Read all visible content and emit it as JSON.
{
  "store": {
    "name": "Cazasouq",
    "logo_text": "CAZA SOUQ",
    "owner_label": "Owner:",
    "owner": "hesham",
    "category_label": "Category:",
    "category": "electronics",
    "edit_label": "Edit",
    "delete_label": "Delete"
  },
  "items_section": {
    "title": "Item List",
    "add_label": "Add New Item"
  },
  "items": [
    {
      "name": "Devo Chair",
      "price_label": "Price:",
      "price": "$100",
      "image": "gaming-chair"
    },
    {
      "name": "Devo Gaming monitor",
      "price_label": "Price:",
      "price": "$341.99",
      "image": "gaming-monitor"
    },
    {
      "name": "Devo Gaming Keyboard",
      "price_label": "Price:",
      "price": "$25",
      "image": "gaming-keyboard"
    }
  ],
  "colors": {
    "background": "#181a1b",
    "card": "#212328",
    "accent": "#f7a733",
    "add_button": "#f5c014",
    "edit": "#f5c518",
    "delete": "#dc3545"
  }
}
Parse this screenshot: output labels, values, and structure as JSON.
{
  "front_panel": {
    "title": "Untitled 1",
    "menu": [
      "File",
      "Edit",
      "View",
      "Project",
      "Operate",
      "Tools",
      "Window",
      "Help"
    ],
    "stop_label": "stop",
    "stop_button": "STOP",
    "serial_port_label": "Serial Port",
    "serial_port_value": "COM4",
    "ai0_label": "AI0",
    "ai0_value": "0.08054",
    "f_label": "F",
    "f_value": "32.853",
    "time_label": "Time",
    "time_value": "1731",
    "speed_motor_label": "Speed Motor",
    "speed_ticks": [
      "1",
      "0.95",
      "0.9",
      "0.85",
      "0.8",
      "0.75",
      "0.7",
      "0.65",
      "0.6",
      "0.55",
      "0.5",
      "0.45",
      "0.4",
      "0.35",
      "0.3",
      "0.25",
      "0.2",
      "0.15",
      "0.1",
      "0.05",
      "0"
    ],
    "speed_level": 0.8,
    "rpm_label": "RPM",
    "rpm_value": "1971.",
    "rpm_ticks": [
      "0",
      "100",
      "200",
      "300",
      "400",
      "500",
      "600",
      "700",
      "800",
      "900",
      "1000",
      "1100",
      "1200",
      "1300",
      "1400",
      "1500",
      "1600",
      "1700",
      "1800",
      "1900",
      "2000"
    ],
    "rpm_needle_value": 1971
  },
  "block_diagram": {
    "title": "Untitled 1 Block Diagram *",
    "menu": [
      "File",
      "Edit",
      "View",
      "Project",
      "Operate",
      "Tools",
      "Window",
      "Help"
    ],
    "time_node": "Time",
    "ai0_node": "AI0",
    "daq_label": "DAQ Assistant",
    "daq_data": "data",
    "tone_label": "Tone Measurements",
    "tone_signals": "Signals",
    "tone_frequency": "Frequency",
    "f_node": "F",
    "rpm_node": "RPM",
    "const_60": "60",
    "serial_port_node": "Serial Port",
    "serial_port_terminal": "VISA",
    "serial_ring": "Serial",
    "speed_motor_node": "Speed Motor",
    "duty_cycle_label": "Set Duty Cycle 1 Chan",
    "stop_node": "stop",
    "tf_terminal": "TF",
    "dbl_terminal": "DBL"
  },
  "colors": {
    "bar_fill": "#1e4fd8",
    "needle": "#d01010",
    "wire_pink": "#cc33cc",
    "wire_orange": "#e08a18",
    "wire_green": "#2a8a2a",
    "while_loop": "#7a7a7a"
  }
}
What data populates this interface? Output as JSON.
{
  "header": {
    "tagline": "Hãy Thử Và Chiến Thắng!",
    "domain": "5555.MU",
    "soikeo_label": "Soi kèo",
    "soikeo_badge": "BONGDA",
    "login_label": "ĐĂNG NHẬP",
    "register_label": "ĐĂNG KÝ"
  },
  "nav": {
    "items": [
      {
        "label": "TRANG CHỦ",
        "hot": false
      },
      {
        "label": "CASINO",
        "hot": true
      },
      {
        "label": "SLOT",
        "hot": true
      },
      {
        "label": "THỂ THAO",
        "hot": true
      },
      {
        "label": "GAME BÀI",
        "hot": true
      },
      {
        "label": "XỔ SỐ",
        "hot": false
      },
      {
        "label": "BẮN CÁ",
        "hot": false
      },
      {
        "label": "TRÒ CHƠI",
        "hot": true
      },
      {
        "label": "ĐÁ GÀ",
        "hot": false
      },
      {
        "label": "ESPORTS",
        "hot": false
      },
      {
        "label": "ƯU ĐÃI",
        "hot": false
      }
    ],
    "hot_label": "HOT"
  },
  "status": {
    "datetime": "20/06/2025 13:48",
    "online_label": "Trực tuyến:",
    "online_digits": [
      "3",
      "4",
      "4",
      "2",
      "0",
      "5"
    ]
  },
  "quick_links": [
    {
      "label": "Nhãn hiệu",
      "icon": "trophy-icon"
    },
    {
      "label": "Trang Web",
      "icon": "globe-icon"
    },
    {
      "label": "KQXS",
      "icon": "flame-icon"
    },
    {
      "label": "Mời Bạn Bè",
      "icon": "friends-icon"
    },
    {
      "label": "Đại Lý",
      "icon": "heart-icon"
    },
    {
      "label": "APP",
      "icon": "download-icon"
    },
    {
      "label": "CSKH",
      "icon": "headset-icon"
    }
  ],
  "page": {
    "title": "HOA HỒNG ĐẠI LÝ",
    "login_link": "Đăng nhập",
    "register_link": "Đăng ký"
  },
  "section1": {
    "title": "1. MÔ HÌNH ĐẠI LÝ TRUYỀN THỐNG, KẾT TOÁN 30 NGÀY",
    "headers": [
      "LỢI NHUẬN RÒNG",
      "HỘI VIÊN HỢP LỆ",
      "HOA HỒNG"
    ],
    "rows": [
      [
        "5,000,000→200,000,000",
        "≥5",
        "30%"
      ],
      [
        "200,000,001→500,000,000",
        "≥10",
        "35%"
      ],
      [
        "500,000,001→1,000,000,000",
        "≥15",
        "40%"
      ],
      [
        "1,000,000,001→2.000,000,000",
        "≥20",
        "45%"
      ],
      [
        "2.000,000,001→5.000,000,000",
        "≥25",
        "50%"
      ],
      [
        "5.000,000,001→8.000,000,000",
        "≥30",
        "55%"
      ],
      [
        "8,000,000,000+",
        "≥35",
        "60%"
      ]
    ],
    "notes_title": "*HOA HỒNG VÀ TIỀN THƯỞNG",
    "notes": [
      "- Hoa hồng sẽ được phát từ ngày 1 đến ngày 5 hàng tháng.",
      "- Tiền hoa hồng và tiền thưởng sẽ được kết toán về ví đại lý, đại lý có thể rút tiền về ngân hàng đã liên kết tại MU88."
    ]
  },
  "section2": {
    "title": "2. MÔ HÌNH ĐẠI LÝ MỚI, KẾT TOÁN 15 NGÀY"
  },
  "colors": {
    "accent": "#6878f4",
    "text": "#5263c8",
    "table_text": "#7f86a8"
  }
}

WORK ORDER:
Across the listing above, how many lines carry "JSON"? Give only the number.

WRITTEN RESPONSE:
3